(Interface dataset entries)
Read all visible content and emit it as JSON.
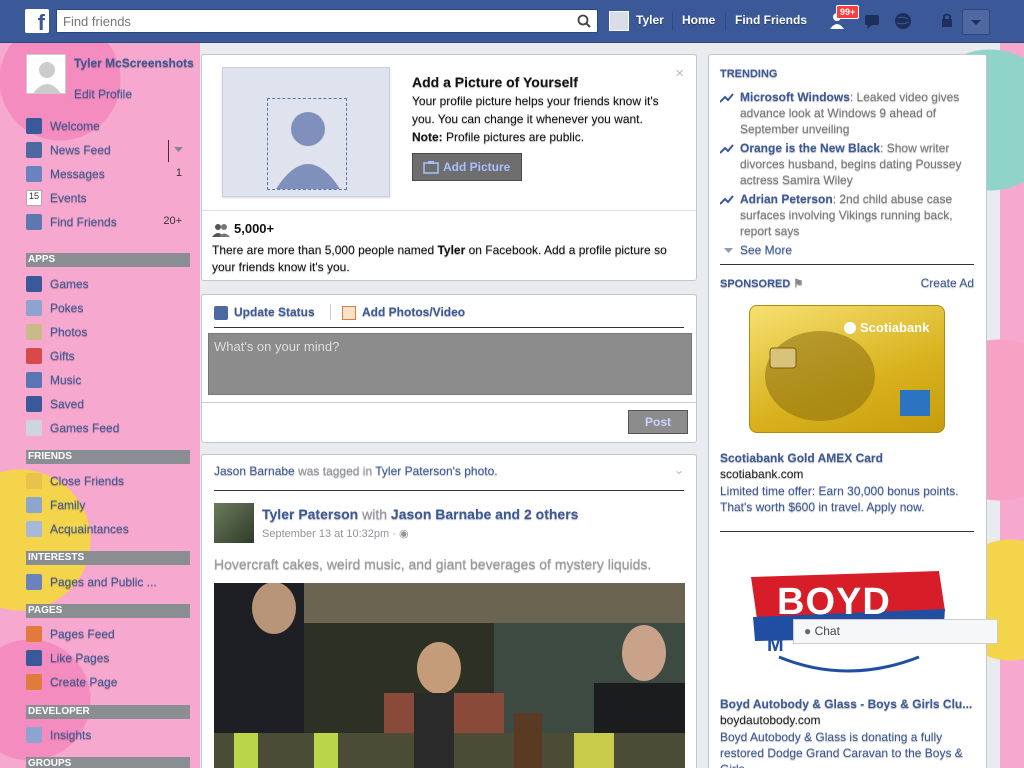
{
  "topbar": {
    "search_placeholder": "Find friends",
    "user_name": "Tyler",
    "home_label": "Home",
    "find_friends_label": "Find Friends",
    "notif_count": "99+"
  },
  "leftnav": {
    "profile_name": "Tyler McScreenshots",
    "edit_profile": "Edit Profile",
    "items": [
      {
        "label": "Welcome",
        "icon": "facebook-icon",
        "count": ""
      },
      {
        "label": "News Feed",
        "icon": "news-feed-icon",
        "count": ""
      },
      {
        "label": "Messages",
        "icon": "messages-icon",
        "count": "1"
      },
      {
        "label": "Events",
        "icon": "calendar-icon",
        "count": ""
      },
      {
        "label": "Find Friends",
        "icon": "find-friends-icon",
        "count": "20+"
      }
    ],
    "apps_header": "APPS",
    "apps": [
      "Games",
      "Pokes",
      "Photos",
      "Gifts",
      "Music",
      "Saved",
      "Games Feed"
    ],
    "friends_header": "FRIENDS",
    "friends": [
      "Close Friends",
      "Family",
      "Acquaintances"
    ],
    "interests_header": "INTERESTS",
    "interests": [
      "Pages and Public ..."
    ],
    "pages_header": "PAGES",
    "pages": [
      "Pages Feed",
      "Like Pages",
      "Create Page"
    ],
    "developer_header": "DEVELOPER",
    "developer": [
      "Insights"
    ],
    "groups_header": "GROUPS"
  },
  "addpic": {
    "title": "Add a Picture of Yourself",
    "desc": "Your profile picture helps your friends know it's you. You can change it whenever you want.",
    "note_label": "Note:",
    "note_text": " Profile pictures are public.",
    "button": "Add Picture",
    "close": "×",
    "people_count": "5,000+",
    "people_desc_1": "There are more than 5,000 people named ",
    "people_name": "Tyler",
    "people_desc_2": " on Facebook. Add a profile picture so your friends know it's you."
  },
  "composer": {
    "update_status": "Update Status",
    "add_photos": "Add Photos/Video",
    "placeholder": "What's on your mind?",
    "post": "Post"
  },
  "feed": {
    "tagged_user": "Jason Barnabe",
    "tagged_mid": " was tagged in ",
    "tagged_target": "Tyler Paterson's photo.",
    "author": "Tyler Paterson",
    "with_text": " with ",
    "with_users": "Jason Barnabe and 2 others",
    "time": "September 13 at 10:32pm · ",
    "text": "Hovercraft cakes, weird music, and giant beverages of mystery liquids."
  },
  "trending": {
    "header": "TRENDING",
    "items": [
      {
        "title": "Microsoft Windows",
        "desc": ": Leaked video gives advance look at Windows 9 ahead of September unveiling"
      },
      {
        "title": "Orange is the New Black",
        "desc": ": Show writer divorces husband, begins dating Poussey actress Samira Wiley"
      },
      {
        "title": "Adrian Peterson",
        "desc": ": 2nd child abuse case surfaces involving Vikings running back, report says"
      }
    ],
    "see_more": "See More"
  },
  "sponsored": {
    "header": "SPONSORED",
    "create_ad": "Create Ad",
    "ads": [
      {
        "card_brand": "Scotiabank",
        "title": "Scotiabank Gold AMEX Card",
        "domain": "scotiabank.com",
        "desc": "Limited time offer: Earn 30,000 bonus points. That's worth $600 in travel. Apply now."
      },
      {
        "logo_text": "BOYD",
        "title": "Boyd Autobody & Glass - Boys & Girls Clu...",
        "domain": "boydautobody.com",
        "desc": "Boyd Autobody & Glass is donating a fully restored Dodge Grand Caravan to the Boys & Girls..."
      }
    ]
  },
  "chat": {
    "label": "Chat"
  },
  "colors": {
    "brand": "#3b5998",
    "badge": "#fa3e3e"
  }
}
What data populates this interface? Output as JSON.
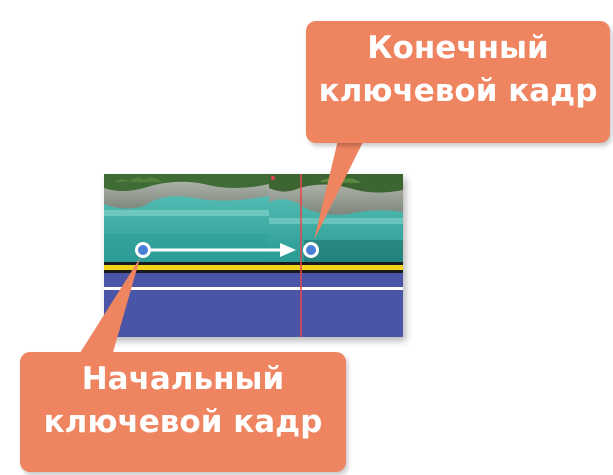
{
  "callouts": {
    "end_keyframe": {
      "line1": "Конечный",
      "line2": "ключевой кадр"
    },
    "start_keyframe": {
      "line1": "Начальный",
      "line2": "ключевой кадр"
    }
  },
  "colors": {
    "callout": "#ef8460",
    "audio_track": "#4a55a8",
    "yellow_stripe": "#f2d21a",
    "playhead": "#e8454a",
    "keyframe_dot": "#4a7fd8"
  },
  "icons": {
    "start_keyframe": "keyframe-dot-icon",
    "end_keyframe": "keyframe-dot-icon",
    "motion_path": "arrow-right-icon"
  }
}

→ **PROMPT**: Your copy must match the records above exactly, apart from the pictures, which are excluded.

→ **ANSWER TO THIS EXERCISE**:
Read all visible content and emit it as JSON.
{
  "topbar": {
    "search_placeholder": "Find friends",
    "user_name": "Tyler",
    "home_label": "Home",
    "find_friends_label": "Find Friends",
    "notif_count": "99+"
  },
  "leftnav": {
    "profile_name": "Tyler McScreenshots",
    "edit_profile": "Edit Profile",
    "items": [
      {
        "label": "Welcome",
        "icon": "facebook-icon",
        "count": ""
      },
      {
        "label": "News Feed",
        "icon": "news-feed-icon",
        "count": ""
      },
      {
        "label": "Messages",
        "icon": "messages-icon",
        "count": "1"
      },
      {
        "label": "Events",
        "icon": "calendar-icon",
        "count": ""
      },
      {
        "label": "Find Friends",
        "icon": "find-friends-icon",
        "count": "20+"
      }
    ],
    "apps_header": "APPS",
    "apps": [
      "Games",
      "Pokes",
      "Photos",
      "Gifts",
      "Music",
      "Saved",
      "Games Feed"
    ],
    "friends_header": "FRIENDS",
    "friends": [
      "Close Friends",
      "Family",
      "Acquaintances"
    ],
    "interests_header": "INTERESTS",
    "interests": [
      "Pages and Public ..."
    ],
    "pages_header": "PAGES",
    "pages": [
      "Pages Feed",
      "Like Pages",
      "Create Page"
    ],
    "developer_header": "DEVELOPER",
    "developer": [
      "Insights"
    ],
    "groups_header": "GROUPS"
  },
  "addpic": {
    "title": "Add a Picture of Yourself",
    "desc": "Your profile picture helps your friends know it's you. You can change it whenever you want.",
    "note_label": "Note:",
    "note_text": " Profile pictures are public.",
    "button": "Add Picture",
    "close": "×",
    "people_count": "5,000+",
    "people_desc_1": "There are more than 5,000 people named ",
    "people_name": "Tyler",
    "people_desc_2": " on Facebook. Add a profile picture so your friends know it's you."
  },
  "composer": {
    "update_status": "Update Status",
    "add_photos": "Add Photos/Video",
    "placeholder": "What's on your mind?",
    "post": "Post"
  },
  "feed": {
    "tagged_user": "Jason Barnabe",
    "tagged_mid": " was tagged in ",
    "tagged_target": "Tyler Paterson's photo.",
    "author": "Tyler Paterson",
    "with_text": " with ",
    "with_users": "Jason Barnabe and 2 others",
    "time": "September 13 at 10:32pm · ",
    "text": "Hovercraft cakes, weird music, and giant beverages of mystery liquids."
  },
  "trending": {
    "header": "TRENDING",
    "items": [
      {
        "title": "Microsoft Windows",
        "desc": ": Leaked video gives advance look at Windows 9 ahead of September unveiling"
      },
      {
        "title": "Orange is the New Black",
        "desc": ": Show writer divorces husband, begins dating Poussey actress Samira Wiley"
      },
      {
        "title": "Adrian Peterson",
        "desc": ": 2nd child abuse case surfaces involving Vikings running back, report says"
      }
    ],
    "see_more": "See More"
  },
  "sponsored": {
    "header": "SPONSORED",
    "create_ad": "Create Ad",
    "ads": [
      {
        "card_brand": "Scotiabank",
        "title": "Scotiabank Gold AMEX Card",
        "domain": "scotiabank.com",
        "desc": "Limited time offer: Earn 30,000 bonus points. That's worth $600 in travel. Apply now."
      },
      {
        "logo_text": "BOYD",
        "title": "Boyd Autobody & Glass - Boys & Girls Clu...",
        "domain": "boydautobody.com",
        "desc": "Boyd Autobody & Glass is donating a fully restored Dodge Grand Caravan to the Boys & Girls..."
      }
    ]
  },
  "chat": {
    "label": "Chat"
  },
  "colors": {
    "brand": "#3b5998",
    "badge": "#fa3e3e"
  }
}
What data populates this interface? Output as JSON.
{
  "callouts": {
    "end_keyframe": {
      "line1": "Конечный",
      "line2": "ключевой кадр"
    },
    "start_keyframe": {
      "line1": "Начальный",
      "line2": "ключевой кадр"
    }
  },
  "colors": {
    "callout": "#ef8460",
    "audio_track": "#4a55a8",
    "yellow_stripe": "#f2d21a",
    "playhead": "#e8454a",
    "keyframe_dot": "#4a7fd8"
  },
  "icons": {
    "start_keyframe": "keyframe-dot-icon",
    "end_keyframe": "keyframe-dot-icon",
    "motion_path": "arrow-right-icon"
  }
}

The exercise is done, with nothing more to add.